• _Work item_:
Pick every line out of the entries below that has the string "missile", and copy it.

Start of Exercise data

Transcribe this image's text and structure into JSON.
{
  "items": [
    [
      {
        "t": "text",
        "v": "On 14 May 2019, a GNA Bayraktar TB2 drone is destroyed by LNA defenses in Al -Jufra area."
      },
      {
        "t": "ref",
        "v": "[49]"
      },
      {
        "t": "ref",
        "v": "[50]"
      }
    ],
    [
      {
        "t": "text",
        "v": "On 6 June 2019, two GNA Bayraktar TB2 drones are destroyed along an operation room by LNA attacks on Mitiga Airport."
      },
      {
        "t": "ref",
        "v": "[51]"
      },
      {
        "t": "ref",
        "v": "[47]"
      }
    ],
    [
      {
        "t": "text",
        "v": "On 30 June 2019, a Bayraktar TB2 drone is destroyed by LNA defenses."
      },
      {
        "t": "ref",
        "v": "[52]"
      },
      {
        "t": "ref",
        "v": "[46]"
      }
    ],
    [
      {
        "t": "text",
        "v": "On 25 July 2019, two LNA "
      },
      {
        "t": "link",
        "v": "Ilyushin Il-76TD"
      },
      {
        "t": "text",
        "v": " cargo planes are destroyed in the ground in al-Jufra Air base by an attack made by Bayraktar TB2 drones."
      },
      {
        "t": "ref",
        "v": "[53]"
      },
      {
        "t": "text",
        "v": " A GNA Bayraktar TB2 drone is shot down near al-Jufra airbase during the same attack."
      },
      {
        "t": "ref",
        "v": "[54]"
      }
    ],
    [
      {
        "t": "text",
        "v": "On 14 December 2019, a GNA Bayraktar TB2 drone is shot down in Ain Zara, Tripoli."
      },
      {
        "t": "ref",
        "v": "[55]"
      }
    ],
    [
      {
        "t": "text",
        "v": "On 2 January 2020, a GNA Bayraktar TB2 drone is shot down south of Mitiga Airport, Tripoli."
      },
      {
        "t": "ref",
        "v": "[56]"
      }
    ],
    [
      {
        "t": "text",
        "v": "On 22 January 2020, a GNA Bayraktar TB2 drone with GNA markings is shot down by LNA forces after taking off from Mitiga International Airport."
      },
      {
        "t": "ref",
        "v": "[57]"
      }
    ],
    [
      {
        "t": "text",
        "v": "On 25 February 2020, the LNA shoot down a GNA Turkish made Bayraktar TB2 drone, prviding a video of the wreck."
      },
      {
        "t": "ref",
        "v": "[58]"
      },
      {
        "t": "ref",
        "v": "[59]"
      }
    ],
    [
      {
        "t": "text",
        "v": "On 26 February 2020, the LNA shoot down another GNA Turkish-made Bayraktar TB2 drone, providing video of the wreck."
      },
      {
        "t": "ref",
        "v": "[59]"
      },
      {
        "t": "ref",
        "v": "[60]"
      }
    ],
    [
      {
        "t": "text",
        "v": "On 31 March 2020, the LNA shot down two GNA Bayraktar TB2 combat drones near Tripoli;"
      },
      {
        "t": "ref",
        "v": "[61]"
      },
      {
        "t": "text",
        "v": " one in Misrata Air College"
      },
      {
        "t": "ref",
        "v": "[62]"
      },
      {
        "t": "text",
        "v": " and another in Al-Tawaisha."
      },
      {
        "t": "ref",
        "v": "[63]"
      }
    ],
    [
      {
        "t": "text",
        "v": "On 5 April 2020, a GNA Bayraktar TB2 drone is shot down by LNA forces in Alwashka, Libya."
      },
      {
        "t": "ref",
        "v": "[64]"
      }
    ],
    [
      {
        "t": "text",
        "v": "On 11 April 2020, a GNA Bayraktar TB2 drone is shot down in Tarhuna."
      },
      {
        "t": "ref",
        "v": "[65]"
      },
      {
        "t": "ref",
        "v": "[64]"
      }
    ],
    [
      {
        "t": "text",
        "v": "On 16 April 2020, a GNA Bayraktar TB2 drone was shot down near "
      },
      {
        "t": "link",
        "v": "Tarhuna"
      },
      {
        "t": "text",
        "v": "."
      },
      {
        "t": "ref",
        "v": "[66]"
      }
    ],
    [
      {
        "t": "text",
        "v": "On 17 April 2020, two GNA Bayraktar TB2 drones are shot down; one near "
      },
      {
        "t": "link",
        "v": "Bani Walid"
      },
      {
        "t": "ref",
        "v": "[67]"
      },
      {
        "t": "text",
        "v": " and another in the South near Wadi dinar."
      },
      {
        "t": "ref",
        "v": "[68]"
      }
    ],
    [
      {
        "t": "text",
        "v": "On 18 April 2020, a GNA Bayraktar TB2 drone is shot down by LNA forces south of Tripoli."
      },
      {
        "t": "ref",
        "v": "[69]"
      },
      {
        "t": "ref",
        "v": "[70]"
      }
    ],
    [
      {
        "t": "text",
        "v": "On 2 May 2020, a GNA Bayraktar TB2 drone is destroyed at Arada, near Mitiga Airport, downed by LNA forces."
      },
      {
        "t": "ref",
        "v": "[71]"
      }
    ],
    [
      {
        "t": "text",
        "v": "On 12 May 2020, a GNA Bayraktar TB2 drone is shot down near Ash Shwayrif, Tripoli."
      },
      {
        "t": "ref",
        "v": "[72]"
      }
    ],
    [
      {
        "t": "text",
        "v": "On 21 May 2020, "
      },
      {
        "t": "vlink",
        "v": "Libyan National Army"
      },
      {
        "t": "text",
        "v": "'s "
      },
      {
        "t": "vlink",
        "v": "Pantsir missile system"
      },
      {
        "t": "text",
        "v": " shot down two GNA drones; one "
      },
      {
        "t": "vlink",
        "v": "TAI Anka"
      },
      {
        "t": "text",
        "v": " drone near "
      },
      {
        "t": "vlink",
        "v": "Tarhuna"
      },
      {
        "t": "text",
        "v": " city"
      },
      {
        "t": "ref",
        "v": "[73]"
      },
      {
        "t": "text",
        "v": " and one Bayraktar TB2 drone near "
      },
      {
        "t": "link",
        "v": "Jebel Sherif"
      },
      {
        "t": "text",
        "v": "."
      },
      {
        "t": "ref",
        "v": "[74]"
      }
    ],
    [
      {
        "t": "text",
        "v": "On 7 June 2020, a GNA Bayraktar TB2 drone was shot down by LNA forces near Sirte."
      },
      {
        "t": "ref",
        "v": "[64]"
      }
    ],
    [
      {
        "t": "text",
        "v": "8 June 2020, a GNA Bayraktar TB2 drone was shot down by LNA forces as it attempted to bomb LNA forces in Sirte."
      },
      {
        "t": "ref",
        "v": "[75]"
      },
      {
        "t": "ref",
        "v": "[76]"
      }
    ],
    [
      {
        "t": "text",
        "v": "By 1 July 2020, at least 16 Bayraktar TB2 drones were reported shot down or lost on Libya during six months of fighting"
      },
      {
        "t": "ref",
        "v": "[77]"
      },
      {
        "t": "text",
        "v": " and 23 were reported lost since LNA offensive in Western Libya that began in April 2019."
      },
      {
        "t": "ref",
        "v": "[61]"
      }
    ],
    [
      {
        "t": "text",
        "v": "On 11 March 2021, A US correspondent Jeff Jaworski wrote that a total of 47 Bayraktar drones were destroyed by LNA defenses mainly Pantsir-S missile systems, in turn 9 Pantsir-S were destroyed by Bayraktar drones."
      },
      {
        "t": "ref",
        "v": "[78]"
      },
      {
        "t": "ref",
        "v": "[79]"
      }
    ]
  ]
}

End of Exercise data

• _Exercise response_:
        "v": "Pantsir missile system"
        "v": "On 11 March 2021, A US correspondent Jeff Jaworski wrote that a total of 47 Bayraktar drones were destroyed by LNA defenses mainly Pantsir-S missile systems, in turn 9 Pantsir-S were destroyed by Bayraktar drones."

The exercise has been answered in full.